Road to recovery: Lessons learned from Harley-Davidson
By Paul Hogendoorn
In my last column, I reflected on the demise of the British motorcycle industry – how they lost sight of who their customers were and what their future customers really wanted, and how, when their world changed, they resorted to management-style decisions and tactics when it was leadership and vision that was truly needed.
In 1969 when Honda introduced its CB750, suddenly every other company’s large displacement motorcycle became nearly obsolete. When your world changes that significantly – and suddenly – management alone simply won’t do. The company’s objectives – and even its very reason for being – have to be re-examined, adjusted or re-affirmed. After surviving a scary false start in this regard in the late 1960s and into the 1970s, Harley-Davidson’s leadership took the company through this process and into arguably the most successful period in the company’s history.
In 1969, the company sensed the motorcycle industry was no longer what it used to be. With its future in doubt, Harley-Davidson merged with American Machine and Foundry (AMF). Long-time Harley enthusiasts view this period as one of declining product quality, eroding customer confidence and growing alienation. The change was, in effect, a management change and not a leadership change. Then, in February 1981, with its future still not certain, 13 Harley-Davidson senior executives demonstrated their confidence that they could lead the company to better times by signing a letter of intent to purchase the company from AMF. By June of that year, the deal was completed and a new chapter of Harley-Davidson began.
Many articles and stories have been written about the company’s turnaround, identifying numerous factors and reasons for its success. But all of them can be attributed to the new leadership’s early decisions, and the course and direction they set out for the company.””””
In the early 1980s, chairman Vaughn Beals demonstrated he understood the value of learning “best practices” by visiting Honda in Japan. Upon his return, he was quoted as saying that it was “hard to believe we could be that bad [in comparison], but we were.” He went on to acknowledge that the Japanese were better managers who “understood their business and paid more attention to detail.” From this story, we see two” examples of good leadership. The first is that Beals was willing to accept that others were doing things better, and that Harley-Davidson could learn from its competitors. The second is that Beals was not afraid to identify the company’s managers and leaders as one of the problems and barriers to success and growth. Effective leadership knows that you cannot correct a problem that you are unwilling to candidly identify.

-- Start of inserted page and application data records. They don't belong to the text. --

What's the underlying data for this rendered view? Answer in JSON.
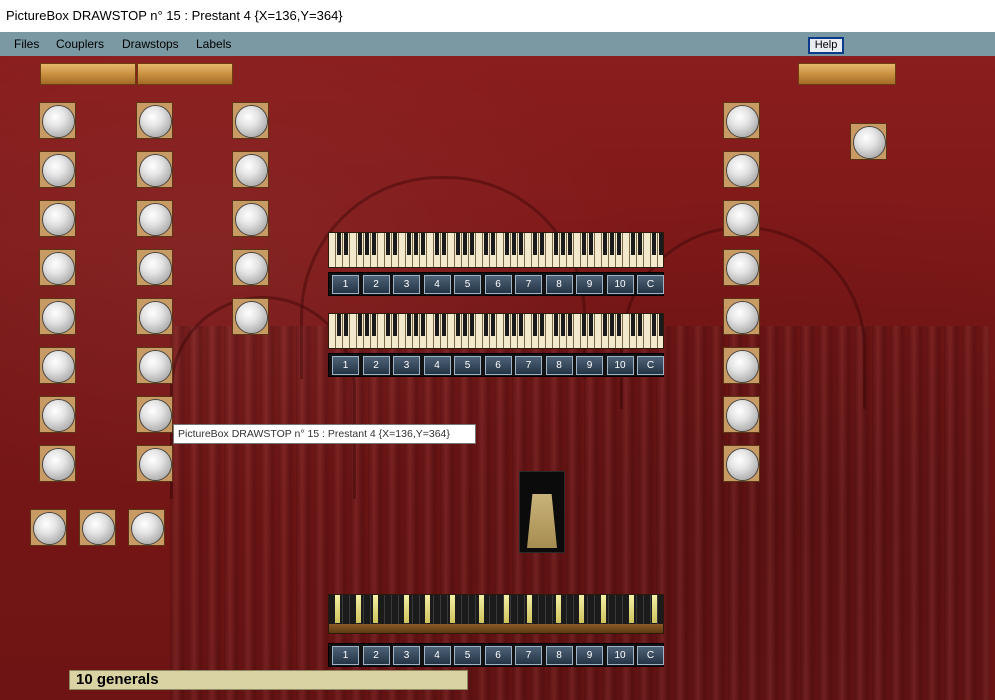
{
  "window": {
    "title": "PictureBox DRAWSTOP n° 15 : Prestant 4  {X=136,Y=364}"
  },
  "menu": {
    "files": "Files",
    "couplers": "Couplers",
    "drawstops": "Drawstops",
    "labels": "Labels",
    "help": "Help"
  },
  "tooltip": "PictureBox DRAWSTOP n° 15 : Prestant 4  {X=136,Y=364}",
  "pistons": {
    "labels": [
      "1",
      "2",
      "3",
      "4",
      "5",
      "6",
      "7",
      "8",
      "9",
      "10",
      "C"
    ]
  },
  "status": {
    "text": "10 generals"
  },
  "colors": {
    "background": "#7a1818",
    "menubar": "#7a99a3",
    "status": "#d9d2a2"
  }
}
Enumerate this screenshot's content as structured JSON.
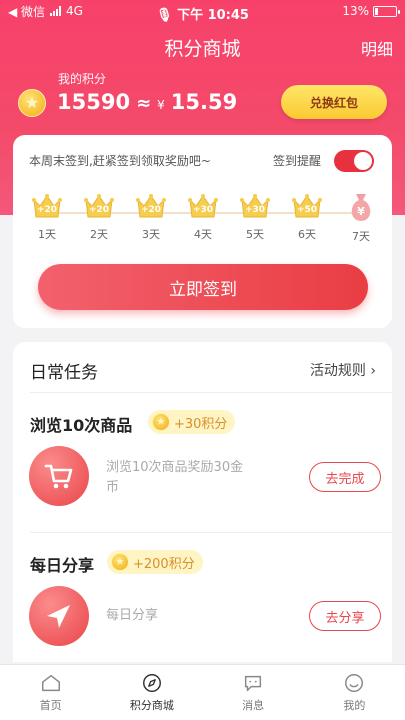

Another key early decision the leaders made was to get back in touch with the company’s customers. In my last column I commented that the British motorcycle manufacturers seemed focused on each other and themselves, even though the landscape had completely changed. Harley-Davidson, on the other hand, learned that it didn’t have to be faster, cheaper or more modern than its competitors. It just had to be better at building its own particular style of motorcycles, and better at assuring the continued satisfaction of its customers.
Willie G. Davidson is the grandson of one of the company’s founders and is widely credited for creating the style, or as some say, “capturing the heart and soul,” of the Harley-Davidson brand. But there is far more depth to the company’s conviction to restore its relationship with its customers than just styling. For instance, in 1983 the company started the Harley Owners Group, or H.O.G. for short. By 2000, this group of loyal customers numbered over 500,000. In 1987, the company offered an innovative “buy back” sales program, which offered a full trade-in value for up to two years on any 883 Sportster traded in to purchase the company’s larger FL or FX models, effectively guaranteeing a high resale value for its customers.

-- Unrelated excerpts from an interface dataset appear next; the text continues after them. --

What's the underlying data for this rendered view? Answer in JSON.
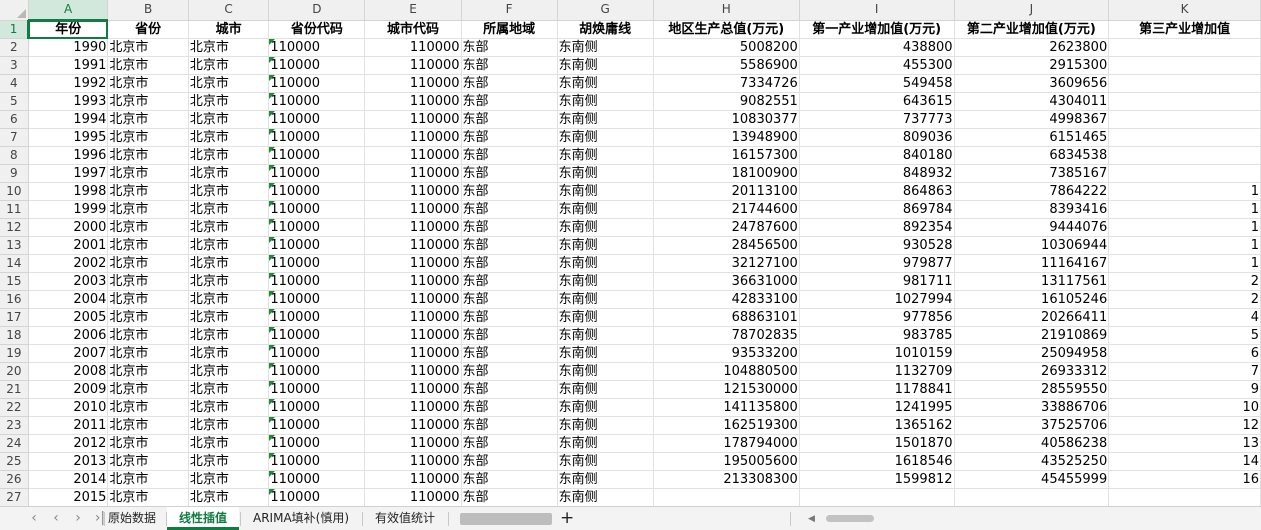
{
  "columns": [
    "A",
    "B",
    "C",
    "D",
    "E",
    "F",
    "G",
    "H",
    "I",
    "J",
    "K"
  ],
  "header_row": [
    "年份",
    "省份",
    "城市",
    "省份代码",
    "城市代码",
    "所属地域",
    "胡焕庸线",
    "地区生产总值(万元)",
    "第一产业增加值(万元)",
    "第二产业增加值(万元)",
    "第三产业增加值"
  ],
  "rows": [
    {
      "n": "2",
      "c": [
        "1990",
        "北京市",
        "北京市",
        "110000",
        "110000",
        "东部",
        "东南侧",
        "5008200",
        "438800",
        "2623800",
        ""
      ]
    },
    {
      "n": "3",
      "c": [
        "1991",
        "北京市",
        "北京市",
        "110000",
        "110000",
        "东部",
        "东南侧",
        "5586900",
        "455300",
        "2915300",
        ""
      ]
    },
    {
      "n": "4",
      "c": [
        "1992",
        "北京市",
        "北京市",
        "110000",
        "110000",
        "东部",
        "东南侧",
        "7334726",
        "549458",
        "3609656",
        ""
      ]
    },
    {
      "n": "5",
      "c": [
        "1993",
        "北京市",
        "北京市",
        "110000",
        "110000",
        "东部",
        "东南侧",
        "9082551",
        "643615",
        "4304011",
        ""
      ]
    },
    {
      "n": "6",
      "c": [
        "1994",
        "北京市",
        "北京市",
        "110000",
        "110000",
        "东部",
        "东南侧",
        "10830377",
        "737773",
        "4998367",
        ""
      ]
    },
    {
      "n": "7",
      "c": [
        "1995",
        "北京市",
        "北京市",
        "110000",
        "110000",
        "东部",
        "东南侧",
        "13948900",
        "809036",
        "6151465",
        ""
      ]
    },
    {
      "n": "8",
      "c": [
        "1996",
        "北京市",
        "北京市",
        "110000",
        "110000",
        "东部",
        "东南侧",
        "16157300",
        "840180",
        "6834538",
        ""
      ]
    },
    {
      "n": "9",
      "c": [
        "1997",
        "北京市",
        "北京市",
        "110000",
        "110000",
        "东部",
        "东南侧",
        "18100900",
        "848932",
        "7385167",
        ""
      ]
    },
    {
      "n": "10",
      "c": [
        "1998",
        "北京市",
        "北京市",
        "110000",
        "110000",
        "东部",
        "东南侧",
        "20113100",
        "864863",
        "7864222",
        "1"
      ]
    },
    {
      "n": "11",
      "c": [
        "1999",
        "北京市",
        "北京市",
        "110000",
        "110000",
        "东部",
        "东南侧",
        "21744600",
        "869784",
        "8393416",
        "1"
      ]
    },
    {
      "n": "12",
      "c": [
        "2000",
        "北京市",
        "北京市",
        "110000",
        "110000",
        "东部",
        "东南侧",
        "24787600",
        "892354",
        "9444076",
        "1"
      ]
    },
    {
      "n": "13",
      "c": [
        "2001",
        "北京市",
        "北京市",
        "110000",
        "110000",
        "东部",
        "东南侧",
        "28456500",
        "930528",
        "10306944",
        "1"
      ]
    },
    {
      "n": "14",
      "c": [
        "2002",
        "北京市",
        "北京市",
        "110000",
        "110000",
        "东部",
        "东南侧",
        "32127100",
        "979877",
        "11164167",
        "1"
      ]
    },
    {
      "n": "15",
      "c": [
        "2003",
        "北京市",
        "北京市",
        "110000",
        "110000",
        "东部",
        "东南侧",
        "36631000",
        "981711",
        "13117561",
        "2"
      ]
    },
    {
      "n": "16",
      "c": [
        "2004",
        "北京市",
        "北京市",
        "110000",
        "110000",
        "东部",
        "东南侧",
        "42833100",
        "1027994",
        "16105246",
        "2"
      ]
    },
    {
      "n": "17",
      "c": [
        "2005",
        "北京市",
        "北京市",
        "110000",
        "110000",
        "东部",
        "东南侧",
        "68863101",
        "977856",
        "20266411",
        "4"
      ]
    },
    {
      "n": "18",
      "c": [
        "2006",
        "北京市",
        "北京市",
        "110000",
        "110000",
        "东部",
        "东南侧",
        "78702835",
        "983785",
        "21910869",
        "5"
      ]
    },
    {
      "n": "19",
      "c": [
        "2007",
        "北京市",
        "北京市",
        "110000",
        "110000",
        "东部",
        "东南侧",
        "93533200",
        "1010159",
        "25094958",
        "6"
      ]
    },
    {
      "n": "20",
      "c": [
        "2008",
        "北京市",
        "北京市",
        "110000",
        "110000",
        "东部",
        "东南侧",
        "104880500",
        "1132709",
        "26933312",
        "7"
      ]
    },
    {
      "n": "21",
      "c": [
        "2009",
        "北京市",
        "北京市",
        "110000",
        "110000",
        "东部",
        "东南侧",
        "121530000",
        "1178841",
        "28559550",
        "9"
      ]
    },
    {
      "n": "22",
      "c": [
        "2010",
        "北京市",
        "北京市",
        "110000",
        "110000",
        "东部",
        "东南侧",
        "141135800",
        "1241995",
        "33886706",
        "10"
      ]
    },
    {
      "n": "23",
      "c": [
        "2011",
        "北京市",
        "北京市",
        "110000",
        "110000",
        "东部",
        "东南侧",
        "162519300",
        "1365162",
        "37525706",
        "12"
      ]
    },
    {
      "n": "24",
      "c": [
        "2012",
        "北京市",
        "北京市",
        "110000",
        "110000",
        "东部",
        "东南侧",
        "178794000",
        "1501870",
        "40586238",
        "13"
      ]
    },
    {
      "n": "25",
      "c": [
        "2013",
        "北京市",
        "北京市",
        "110000",
        "110000",
        "东部",
        "东南侧",
        "195005600",
        "1618546",
        "43525250",
        "14"
      ]
    },
    {
      "n": "26",
      "c": [
        "2014",
        "北京市",
        "北京市",
        "110000",
        "110000",
        "东部",
        "东南侧",
        "213308300",
        "1599812",
        "45455999",
        "16"
      ]
    },
    {
      "n": "27",
      "c": [
        "2015",
        "北京市",
        "北京市",
        "110000",
        "110000",
        "东部",
        "东南侧",
        "",
        "",
        "",
        ""
      ]
    }
  ],
  "tabs": [
    "原始数据",
    "线性插值",
    "ARIMA填补(慎用)",
    "有效值统计"
  ],
  "active_tab": 1,
  "accent_color": "#107c41",
  "icons": {
    "nav_first": "|<",
    "nav_prev": "<",
    "nav_next": ">",
    "nav_last": ">|",
    "add": "+"
  }
}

In 1983, Harley-Davidson successfully lobbied the government to impose import duties on heavy motorcycles for a five-year period to “give them some breathing room.” Then in 1987, the company made American business history by petitioning for early termination of these tariffs, demonstrating to the world it was confident that it could compete.
Since going public again in 1987, Harley-Davidson stock has split five times. Its market cap value now exceeds $13 billion US, with sales growing over $5 billion US per year and net profits nearing $1 billion US.
Although I have never actually ridden a Harley, I can certainly say that I am a great admirer of the company itself.
Harley-Davidson identified its biggest assets and built on them. The company identified its weaknesses and then adopted the proven practices learned from competitors. The company also asked for help, but only after it was helping itself.
In times of challenge and change, finding the right course and choosing the right direction is the true test of a company’s leadership. It is the reason that Harley-Davidson is revered as a market leader today while Norton Commando is remembered as a nostalgic classic.
Paul Hogendoorn is president of OES, Inc. and chair of the London Region Manufacturing Council. He can be reached at firstname.lastname@example.org. For more information about the LRMC, visit www.manufacturinglondon.com.